* INFORMATION SUPPLIED:
------------------------

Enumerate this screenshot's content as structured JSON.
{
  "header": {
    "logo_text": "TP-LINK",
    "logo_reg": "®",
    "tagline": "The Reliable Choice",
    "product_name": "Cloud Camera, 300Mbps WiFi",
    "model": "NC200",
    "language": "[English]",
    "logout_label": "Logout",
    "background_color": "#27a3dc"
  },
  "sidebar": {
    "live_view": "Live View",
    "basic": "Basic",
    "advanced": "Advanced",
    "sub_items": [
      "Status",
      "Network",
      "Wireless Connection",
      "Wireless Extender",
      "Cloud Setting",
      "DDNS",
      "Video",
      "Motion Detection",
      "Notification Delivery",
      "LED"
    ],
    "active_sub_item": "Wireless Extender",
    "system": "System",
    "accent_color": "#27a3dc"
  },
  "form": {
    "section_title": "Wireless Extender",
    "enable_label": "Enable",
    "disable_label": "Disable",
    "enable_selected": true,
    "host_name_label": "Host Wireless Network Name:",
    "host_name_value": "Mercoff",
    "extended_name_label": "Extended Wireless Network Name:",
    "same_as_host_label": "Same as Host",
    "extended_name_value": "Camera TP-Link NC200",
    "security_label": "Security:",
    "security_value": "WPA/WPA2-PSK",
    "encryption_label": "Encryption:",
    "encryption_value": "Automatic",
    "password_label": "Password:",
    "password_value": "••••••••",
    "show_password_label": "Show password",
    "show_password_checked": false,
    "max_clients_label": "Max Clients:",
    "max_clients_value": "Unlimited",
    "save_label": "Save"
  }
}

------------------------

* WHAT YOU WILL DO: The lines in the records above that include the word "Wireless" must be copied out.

* EXERCISE OUTPUT:
      "Wireless Connection",
      "Wireless Extender",
    "active_sub_item": "Wireless Extender",
    "section_title": "Wireless Extender",
    "host_name_label": "Host Wireless Network Name:",
    "extended_name_label": "Extended Wireless Network Name:",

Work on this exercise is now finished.